[Component data from apps and pages]
┌────────
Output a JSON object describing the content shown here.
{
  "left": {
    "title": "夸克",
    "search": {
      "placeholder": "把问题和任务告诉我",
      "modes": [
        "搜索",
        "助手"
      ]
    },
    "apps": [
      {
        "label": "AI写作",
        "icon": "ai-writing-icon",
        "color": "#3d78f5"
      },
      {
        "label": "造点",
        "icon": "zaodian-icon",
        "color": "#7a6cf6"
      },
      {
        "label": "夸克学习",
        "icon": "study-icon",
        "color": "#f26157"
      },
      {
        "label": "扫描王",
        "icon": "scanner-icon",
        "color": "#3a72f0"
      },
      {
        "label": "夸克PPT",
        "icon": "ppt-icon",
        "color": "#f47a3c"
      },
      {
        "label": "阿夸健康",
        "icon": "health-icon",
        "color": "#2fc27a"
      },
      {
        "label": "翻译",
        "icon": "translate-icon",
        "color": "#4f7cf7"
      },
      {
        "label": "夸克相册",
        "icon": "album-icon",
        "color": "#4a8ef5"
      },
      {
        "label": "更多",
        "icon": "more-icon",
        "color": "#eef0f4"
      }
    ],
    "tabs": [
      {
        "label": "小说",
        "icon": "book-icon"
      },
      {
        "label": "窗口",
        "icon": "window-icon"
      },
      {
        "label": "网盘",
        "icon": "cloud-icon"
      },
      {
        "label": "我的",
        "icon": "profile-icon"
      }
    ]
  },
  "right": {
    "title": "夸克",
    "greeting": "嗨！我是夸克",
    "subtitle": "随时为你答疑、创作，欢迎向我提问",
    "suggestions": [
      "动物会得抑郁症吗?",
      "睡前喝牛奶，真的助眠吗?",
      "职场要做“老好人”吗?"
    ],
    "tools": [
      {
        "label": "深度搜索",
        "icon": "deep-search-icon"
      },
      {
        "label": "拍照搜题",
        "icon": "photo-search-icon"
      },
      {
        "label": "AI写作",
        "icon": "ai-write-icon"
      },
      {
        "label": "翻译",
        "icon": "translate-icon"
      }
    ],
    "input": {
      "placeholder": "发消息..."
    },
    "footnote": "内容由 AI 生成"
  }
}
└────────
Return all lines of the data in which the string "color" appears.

[Finished exercise]
        "color": "#3d78f5"
        "color": "#7a6cf6"
        "color": "#f26157"
        "color": "#3a72f0"
        "color": "#f47a3c"
        "color": "#2fc27a"
        "color": "#4f7cf7"
        "color": "#4a8ef5"
        "color": "#eef0f4"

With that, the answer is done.